When an accidental bump from a sibling or a loss in a game of Monopoly turns into tears, anger, or sulkiness, we are quick to criticize but less likely to offer an alternative. Just as we don’t expect a four-year-old to do multiplication before they have learned the difference between the number 7 and 8, why do we expect a child to be a conscious and considerate community member before they have learned how to identify and manage their stresses and impulses?
“Social-Emotional Learning” or “SEL” is a teaching strategy that sets out to help children build emotional intelligence. By giving children the tools to identify and navigate their own emotions and the effects of these emotions have on their peers, family and the community, SEL hopes to create individuals who are both self and socially aware.
This idea of empowering students with emotional self-awareness was first implemented in several under-performing schools in New Haven, Connecticut with positive outcomes. The results helped stimulate funding, research, and further implementation. In 1994, CASEL (Collaborative for Academic, Social, and Emotional Learning) was formed and became the prominent practitioner of SEL in academic and educational settings. However, It was the 1995 publication of Daniel Goleman’s now seminal book, Emotional Intelligence: Why It Can Matter More Than IQ that brought many of these ideas to a mainstream audience.
The five core competencies of SEL are:
- Self-awareness: understanding one’s own strengths and limitations.
- Self-management: ability to manage stress and be self-motivated.
- Social awareness: being open and understanding of the perspectives of others.
- Relationship skills: ability to communicate effectively, resolve conflicts constructively, resist negative social pressures and seek help when needed.
- Responsible decision-making: the ability to make ethical choices about personal behavior.

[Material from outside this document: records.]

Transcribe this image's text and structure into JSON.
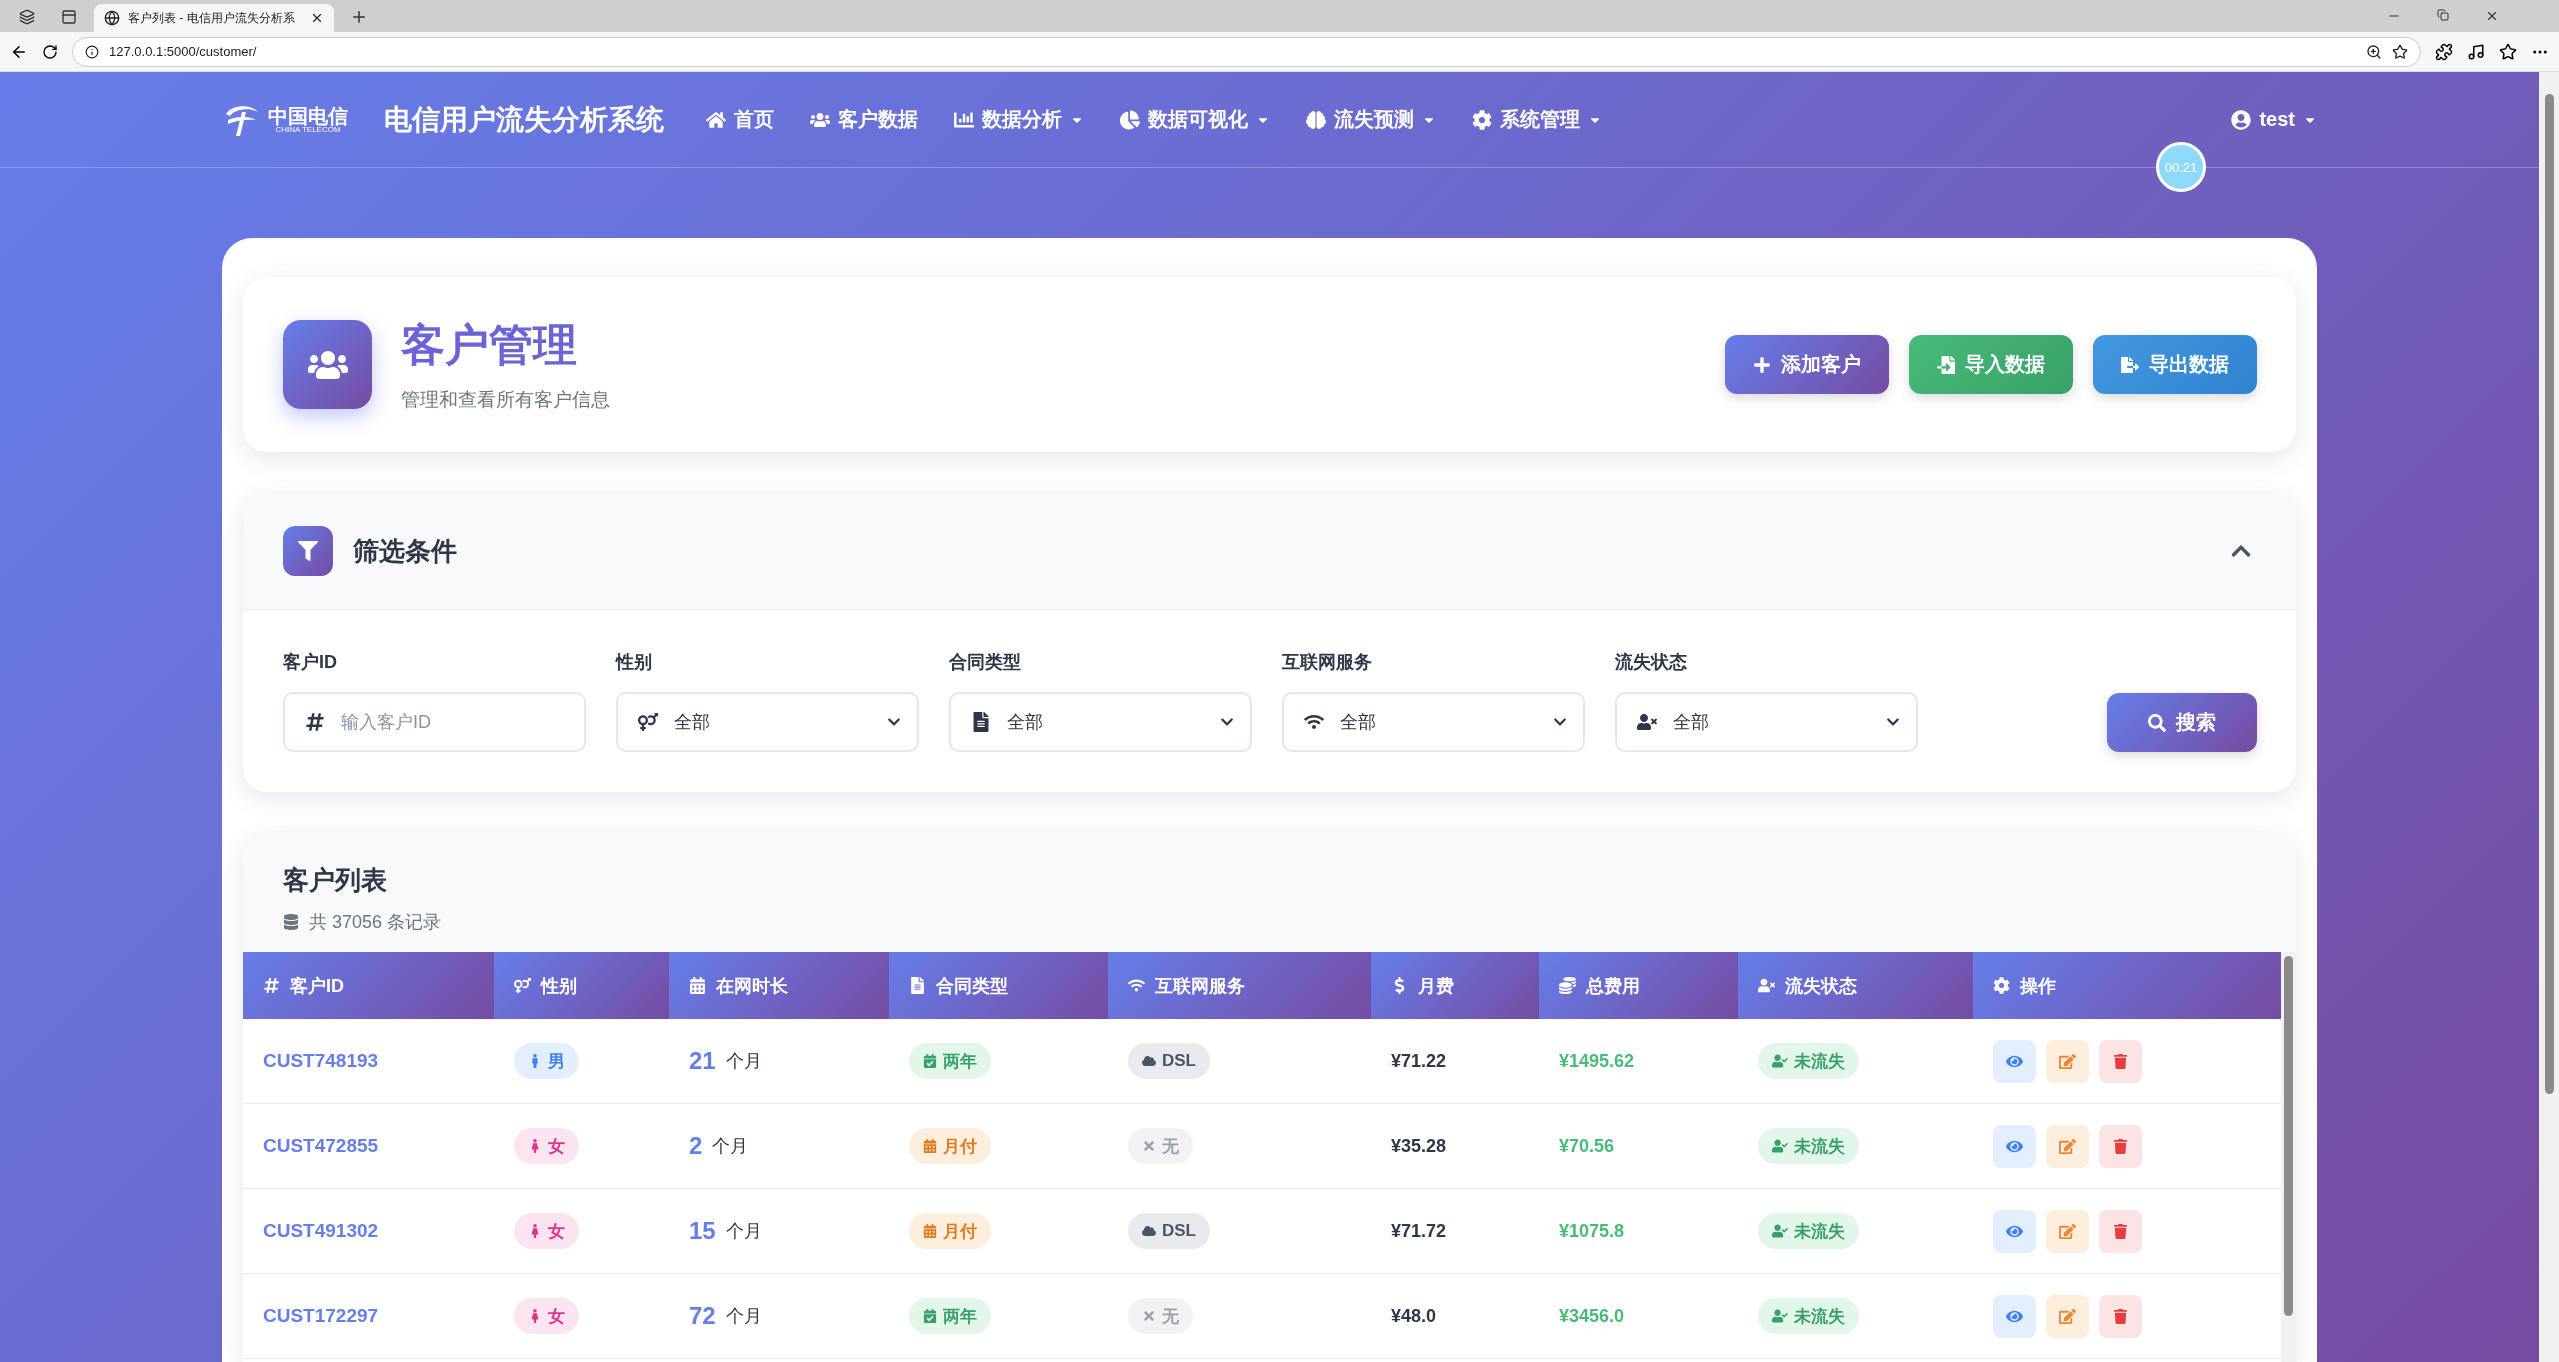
{
  "browser": {
    "tabs": [
      {
        "title": "客户列表 - 电信用户流失分析系",
        "selected": true
      }
    ],
    "url": "127.0.0.1:5000/customer/"
  },
  "navbar": {
    "logo_cn": "中国电信",
    "logo_en": "CHINA TELECOM",
    "title": "电信用户流失分析系统",
    "items": [
      {
        "label": "首页",
        "dropdown": false
      },
      {
        "label": "客户数据",
        "dropdown": false
      },
      {
        "label": "数据分析",
        "dropdown": true
      },
      {
        "label": "数据可视化",
        "dropdown": true
      },
      {
        "label": "流失预测",
        "dropdown": true
      },
      {
        "label": "系统管理",
        "dropdown": true
      }
    ],
    "user": {
      "name": "test",
      "dropdown": true
    }
  },
  "timer": "00:21",
  "page_header": {
    "title": "客户管理",
    "subtitle": "管理和查看所有客户信息",
    "buttons": [
      {
        "label": "添加客户",
        "kind": "add"
      },
      {
        "label": "导入数据",
        "kind": "import"
      },
      {
        "label": "导出数据",
        "kind": "export"
      }
    ]
  },
  "filter": {
    "title": "筛选条件",
    "expanded": true,
    "fields": [
      {
        "label": "客户ID",
        "kind": "input",
        "placeholder": "输入客户ID"
      },
      {
        "label": "性别",
        "kind": "select",
        "value": "全部"
      },
      {
        "label": "合同类型",
        "kind": "select",
        "value": "全部"
      },
      {
        "label": "互联网服务",
        "kind": "select",
        "value": "全部"
      },
      {
        "label": "流失状态",
        "kind": "select",
        "value": "全部"
      }
    ],
    "search_button": "搜索"
  },
  "customer_list": {
    "title": "客户列表",
    "count": "共 37056 条记录",
    "columns": [
      "客户ID",
      "性别",
      "在网时长",
      "合同类型",
      "互联网服务",
      "月费",
      "总费用",
      "流失状态",
      "操作"
    ],
    "rows": [
      {
        "id": "CUST748193",
        "gender": {
          "text": "男",
          "kind": "male"
        },
        "tenure": "21",
        "tenure_unit": "个月",
        "contract": {
          "text": "两年",
          "kind": "two_year"
        },
        "internet": {
          "text": "DSL",
          "kind": "dsl"
        },
        "monthly": "¥71.22",
        "total": "¥1495.62",
        "churn": {
          "text": "未流失",
          "kind": "retained"
        }
      },
      {
        "id": "CUST472855",
        "gender": {
          "text": "女",
          "kind": "female"
        },
        "tenure": "2",
        "tenure_unit": "个月",
        "contract": {
          "text": "月付",
          "kind": "monthly"
        },
        "internet": {
          "text": "无",
          "kind": "none"
        },
        "monthly": "¥35.28",
        "total": "¥70.56",
        "churn": {
          "text": "未流失",
          "kind": "retained"
        }
      },
      {
        "id": "CUST491302",
        "gender": {
          "text": "女",
          "kind": "female"
        },
        "tenure": "15",
        "tenure_unit": "个月",
        "contract": {
          "text": "月付",
          "kind": "monthly"
        },
        "internet": {
          "text": "DSL",
          "kind": "dsl"
        },
        "monthly": "¥71.72",
        "total": "¥1075.8",
        "churn": {
          "text": "未流失",
          "kind": "retained"
        }
      },
      {
        "id": "CUST172297",
        "gender": {
          "text": "女",
          "kind": "female"
        },
        "tenure": "72",
        "tenure_unit": "个月",
        "contract": {
          "text": "两年",
          "kind": "two_year"
        },
        "internet": {
          "text": "无",
          "kind": "none"
        },
        "monthly": "¥48.0",
        "total": "¥3456.0",
        "churn": {
          "text": "未流失",
          "kind": "retained"
        }
      }
    ]
  }
}
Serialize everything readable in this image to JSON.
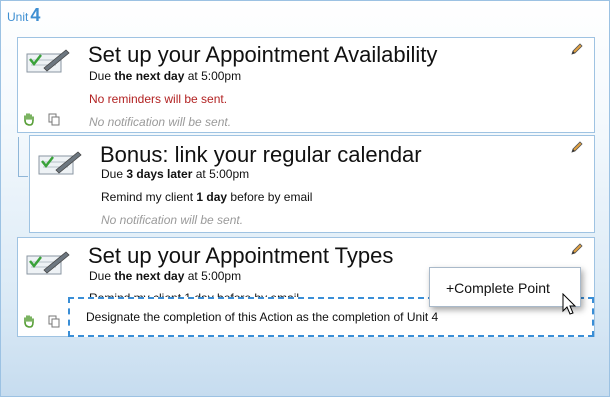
{
  "unit": {
    "prefix": "Unit",
    "number": "4"
  },
  "cards": [
    {
      "title": "Set up your Appointment Availability",
      "due_prefix": "Due",
      "due_bold": "the next day",
      "due_suffix": "at 5:00pm",
      "reminder": "No reminders will be sent.",
      "notification": "No notification will be sent."
    },
    {
      "title": "Bonus: link your regular calendar",
      "due_prefix": "Due",
      "due_bold": "3 days later",
      "due_suffix": "at 5:00pm",
      "reminder_prefix": "Remind my client",
      "reminder_bold": "1 day",
      "reminder_suffix": "before by email",
      "notification": "No notification will be sent."
    },
    {
      "title": "Set up your Appointment Types",
      "due_prefix": "Due",
      "due_bold": "the next day",
      "due_suffix": "at 5:00pm",
      "reminder_partial": "Remind my client 1 day before by email"
    }
  ],
  "completion_dropzone": {
    "text": "Designate the completion of this Action as the completion of Unit 4"
  },
  "popup": {
    "label": "+Complete Point"
  },
  "colors": {
    "accent": "#3f8fd2",
    "border": "#9fc3e2",
    "warning": "#b22222"
  },
  "icons": {
    "task": "checkmark-pen-icon",
    "edit": "pencil-icon",
    "drag": "hand-icon",
    "copy": "copy-icon",
    "cursor": "mouse-pointer-icon"
  }
}
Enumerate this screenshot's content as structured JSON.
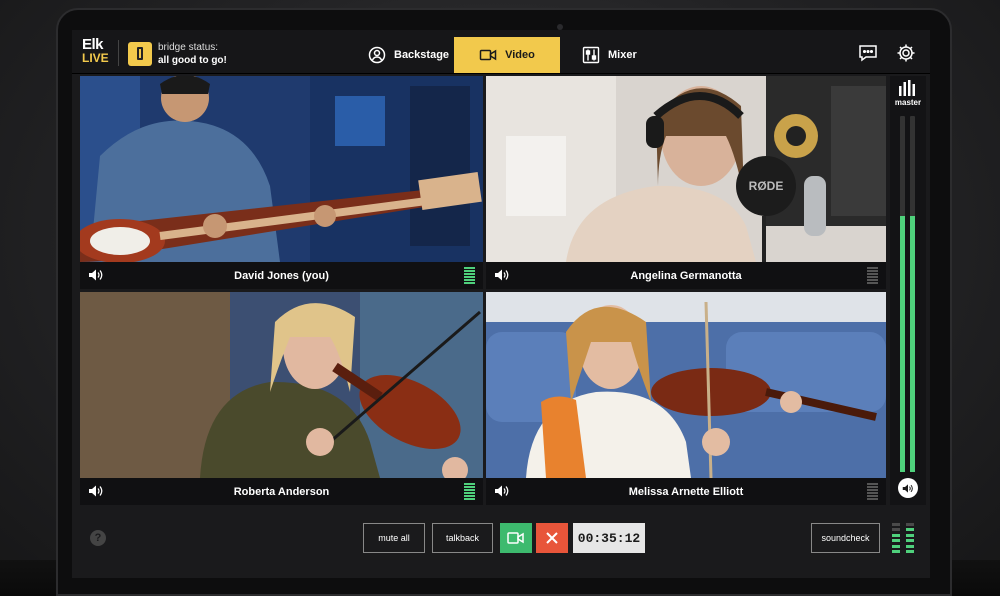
{
  "app": {
    "logo_line1": "Elk",
    "logo_line2": "LIVE"
  },
  "bridge": {
    "label": "bridge status:",
    "value": "all good to go!"
  },
  "tabs": [
    {
      "label": "Backstage",
      "icon": "person-icon",
      "active": false
    },
    {
      "label": "Video",
      "icon": "video-camera-icon",
      "active": true
    },
    {
      "label": "Mixer",
      "icon": "mixer-sliders-icon",
      "active": false
    }
  ],
  "participants": [
    {
      "name": "David Jones (you)",
      "level": 1.0
    },
    {
      "name": "Angelina Germanotta",
      "level": 0.0
    },
    {
      "name": "Roberta Anderson",
      "level": 1.0
    },
    {
      "name": "Melissa Arnette Elliott",
      "level": 0.0
    }
  ],
  "master": {
    "label": "master",
    "level_left": 0.72,
    "level_right": 0.72
  },
  "controls": {
    "mute_all": "mute all",
    "talkback": "talkback",
    "timer": "00:35:12",
    "soundcheck": "soundcheck",
    "help": "?"
  },
  "colors": {
    "accent": "#f2c94c",
    "meter_green": "#4fd17c",
    "camera_button": "#3dba6e",
    "end_button": "#e8553a"
  }
}
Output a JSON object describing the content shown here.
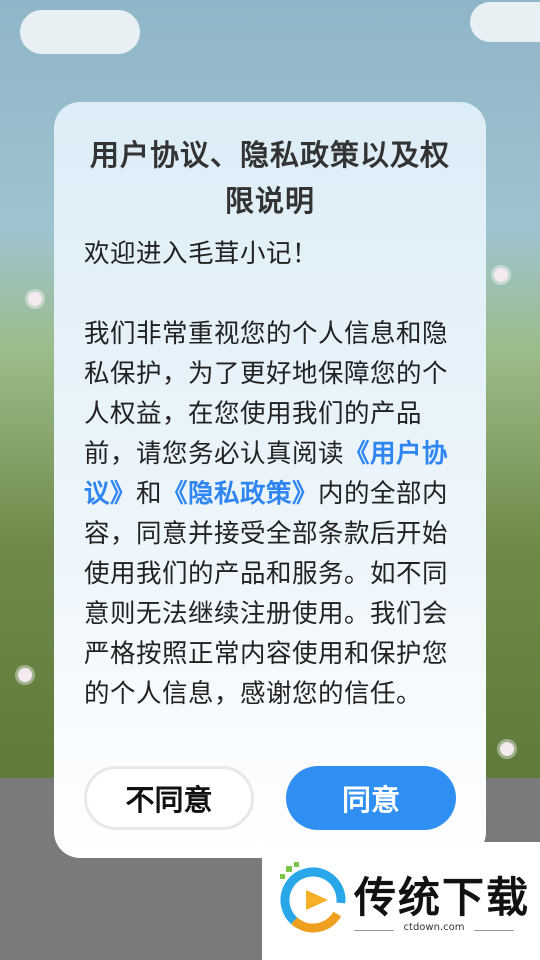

Outcomes of SEL Learning
In 2011, Child Development Journal published the results of an extensive survey of over 200 SEL school programs. The study was the first of its kind and showed that students who practiced social-emotional learning in their classroom or school showed an increase in academic performance, rates of graduation and college attendance, lower rates of drug use and disciplinary action. In short, students exposed to
How is SEL being applied in schools
SEL in the classroom manifests in both big and small ways. From the simple practice of focused breathing to large scale, social service projects in the community. SEL may also include addressing social justice issues such as bias and bullying or through the sharing of personal experiences in role-playing, journal writing, one-on-one or group sharing, guided meditations and student-guided conflict resolution. For more on what SEL looks like in the classroom, visit the Berkley Public School’s SEL toolbox.
How can you apply SEL principles at home?
SEL relies heavily on the fact that it radiates outwards from the classroom and into the home. Parents and guardians can utilize SEL techniques for themselves and the whole family, reiterating school practice and benefiting from a more emotionally intelligent home. Like most behavior, SEL should be modeled by the adults first. Demonstrating patience, listening, and empathy for your kids makes it easy for you to expect the same in return. For more on bringing SEL into the home, check out Parent’s Resource Guide to Social and Emotional Learning, CASEL’s Top 10 Books for Parents or this short video made for parents.